How to complete this task >>
If a line below contains the string "screenshot", return that line.

Available records >>
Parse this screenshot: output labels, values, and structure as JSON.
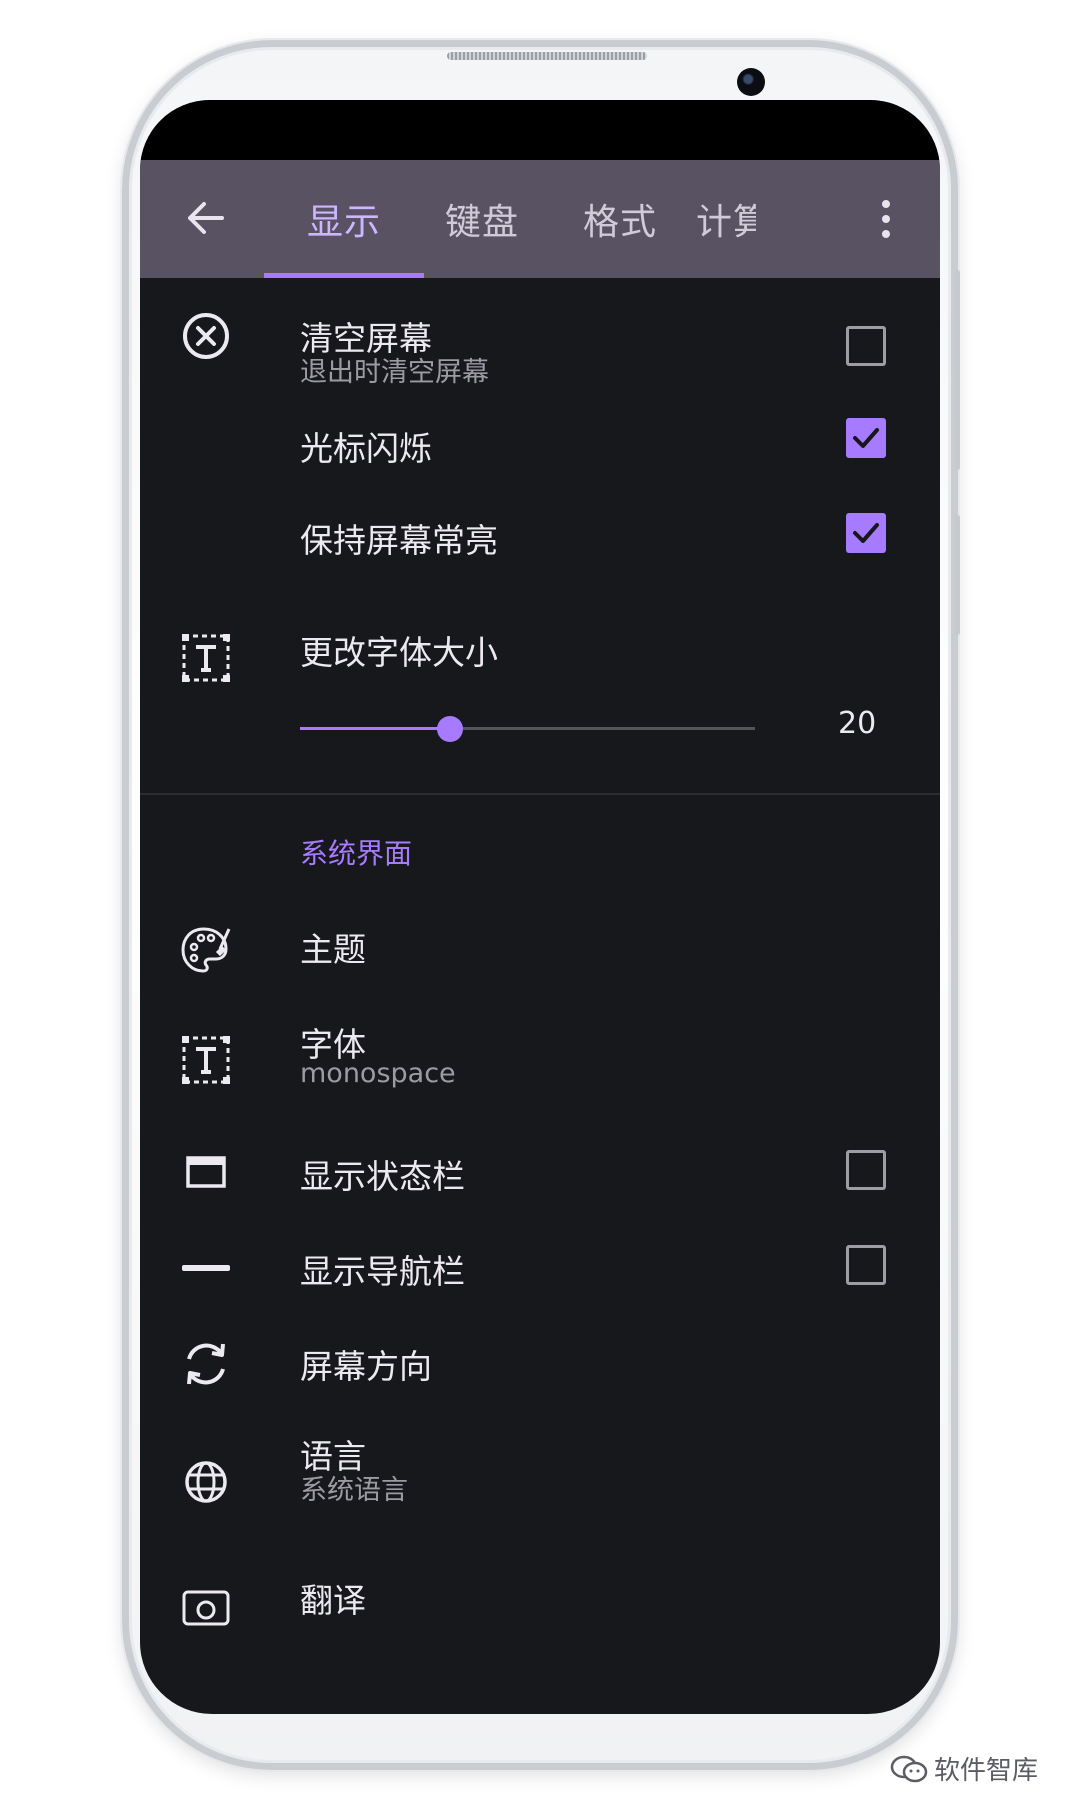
{
  "appbar": {
    "tabs": [
      {
        "label": "显示"
      },
      {
        "label": "键盘"
      },
      {
        "label": "格式"
      },
      {
        "label": "计算"
      }
    ]
  },
  "settings": {
    "clear_screen": {
      "title": "清空屏幕",
      "summary": "退出时清空屏幕",
      "checked": false
    },
    "cursor_blink": {
      "title": "光标闪烁",
      "checked": true
    },
    "keep_screen_on": {
      "title": "保持屏幕常亮",
      "checked": true
    },
    "font_size": {
      "title": "更改字体大小",
      "value": "20",
      "level": 0.33
    },
    "category_system_ui": "系统界面",
    "theme": {
      "title": "主题"
    },
    "font": {
      "title": "字体",
      "summary": "monospace"
    },
    "show_status_bar": {
      "title": "显示状态栏",
      "checked": false
    },
    "show_nav_bar": {
      "title": "显示导航栏",
      "checked": false
    },
    "orientation": {
      "title": "屏幕方向"
    },
    "language": {
      "title": "语言",
      "summary": "系统语言"
    },
    "translate": {
      "title": "翻译"
    }
  },
  "watermark": "软件智库",
  "colors": {
    "accent": "#a77bff",
    "appbar": "#585263",
    "background": "#17181b"
  }
}
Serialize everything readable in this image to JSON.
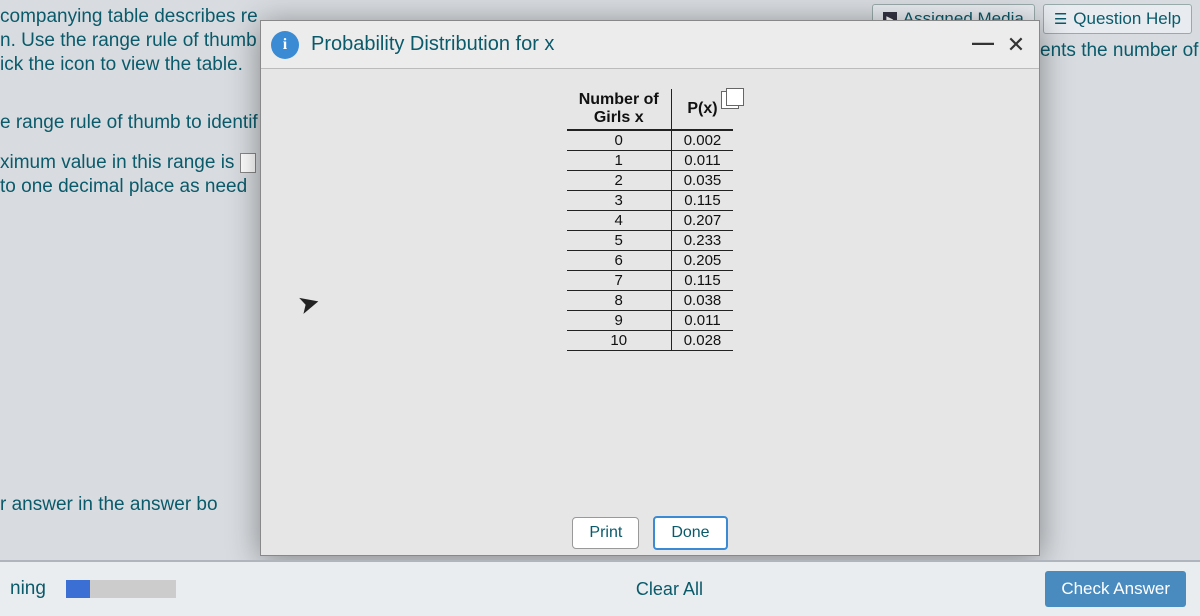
{
  "top": {
    "assigned_media": "Assigned Media",
    "question_help": "Question Help"
  },
  "bg": {
    "line1": "companying table describes re",
    "line2": "n. Use the range rule of thumb",
    "line3": "ick the icon to view the table.",
    "line4": "e range rule of thumb to identif",
    "line5": "ximum value in this range is",
    "line6": "to one decimal place as need",
    "line7": "r answer in the answer bo",
    "right_text": "ents the number of girls among"
  },
  "modal": {
    "title": "Probability Distribution for x",
    "info": "i",
    "min": "—",
    "close": "✕",
    "col1": "Number of Girls x",
    "col2": "P(x)",
    "rows": [
      {
        "x": "0",
        "p": "0.002"
      },
      {
        "x": "1",
        "p": "0.011"
      },
      {
        "x": "2",
        "p": "0.035"
      },
      {
        "x": "3",
        "p": "0.115"
      },
      {
        "x": "4",
        "p": "0.207"
      },
      {
        "x": "5",
        "p": "0.233"
      },
      {
        "x": "6",
        "p": "0.205"
      },
      {
        "x": "7",
        "p": "0.115"
      },
      {
        "x": "8",
        "p": "0.038"
      },
      {
        "x": "9",
        "p": "0.011"
      },
      {
        "x": "10",
        "p": "0.028"
      }
    ],
    "print": "Print",
    "done": "Done"
  },
  "bottom": {
    "left": "ning",
    "clear": "Clear All",
    "check": "Check Answer",
    "back": "◀"
  },
  "chart_data": {
    "type": "table",
    "title": "Probability Distribution for x",
    "columns": [
      "Number of Girls x",
      "P(x)"
    ],
    "rows": [
      [
        0,
        0.002
      ],
      [
        1,
        0.011
      ],
      [
        2,
        0.035
      ],
      [
        3,
        0.115
      ],
      [
        4,
        0.207
      ],
      [
        5,
        0.233
      ],
      [
        6,
        0.205
      ],
      [
        7,
        0.115
      ],
      [
        8,
        0.038
      ],
      [
        9,
        0.011
      ],
      [
        10,
        0.028
      ]
    ]
  }
}
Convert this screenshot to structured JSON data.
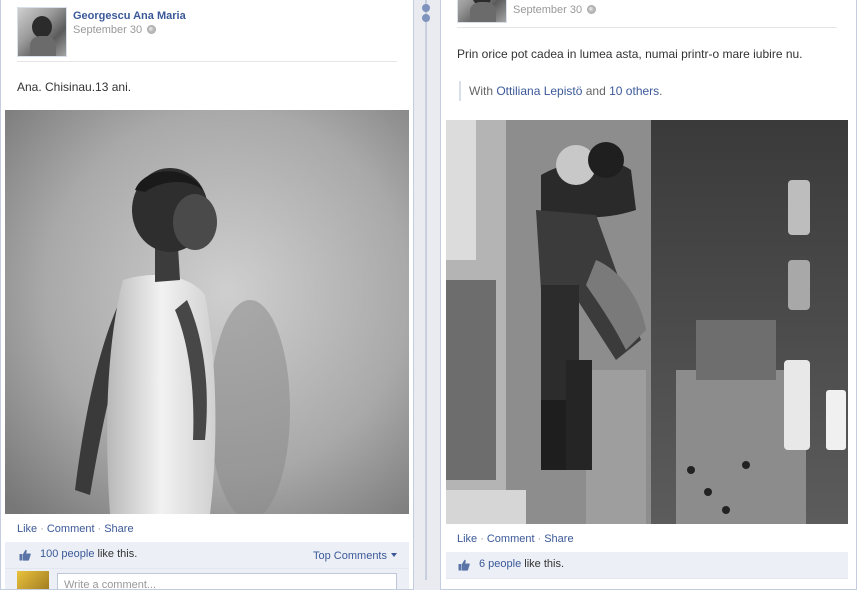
{
  "left_post": {
    "author": "Georgescu Ana Maria",
    "date": "September 30",
    "message": "Ana. Chisinau.13 ani.",
    "actions": {
      "like": "Like",
      "comment": "Comment",
      "share": "Share",
      "sep": "·"
    },
    "likes": {
      "count_link": "100 people",
      "suffix": "like this."
    },
    "top_comments": "Top Comments",
    "comment_placeholder": "Write a comment..."
  },
  "right_post": {
    "date": "September 30",
    "message": "Prin orice pot cadea in lumea asta, numai printr-o mare iubire nu.",
    "with": {
      "prefix": "With",
      "person": "Ottiliana Lepistö",
      "and": "and",
      "others": "10 others",
      "end": "."
    },
    "actions": {
      "like": "Like",
      "comment": "Comment",
      "share": "Share",
      "sep": "·"
    },
    "likes": {
      "count_link": "6 people",
      "suffix": "like this."
    }
  }
}
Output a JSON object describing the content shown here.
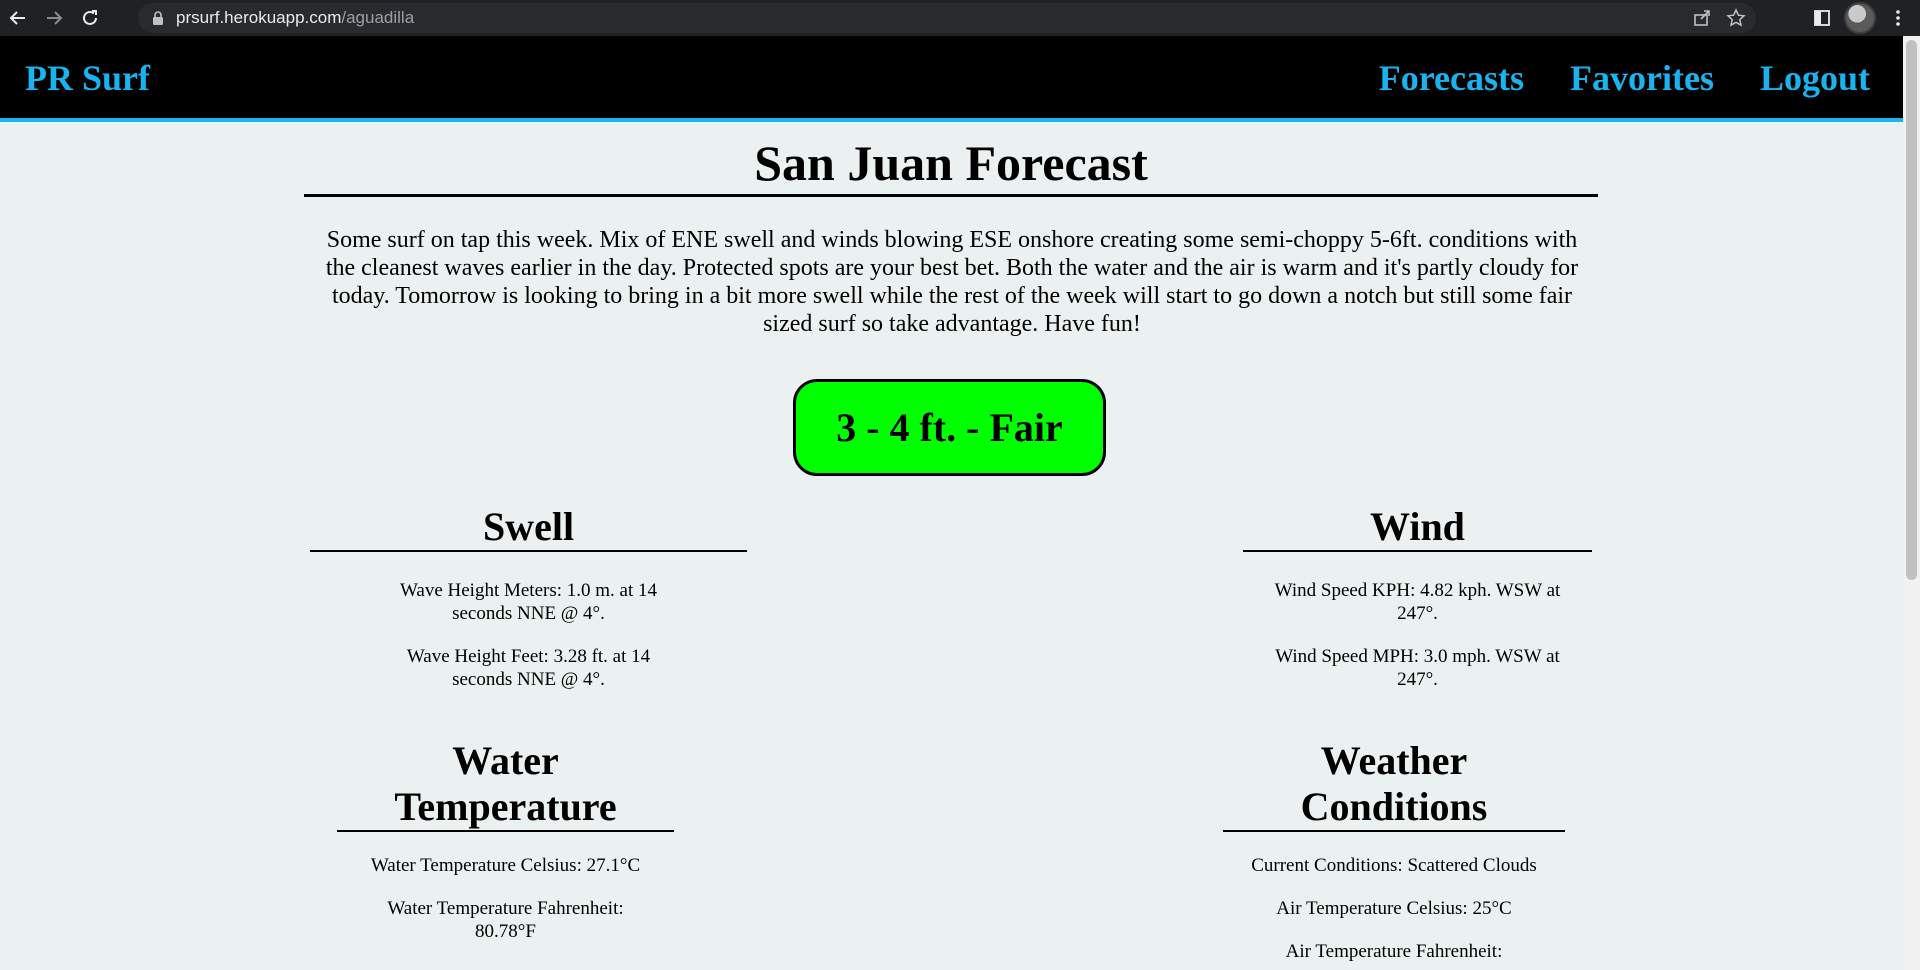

The completed task >>
Parse this screenshot: output labels, values, and structure as JSON.
Convert this screenshot to structured JSON data.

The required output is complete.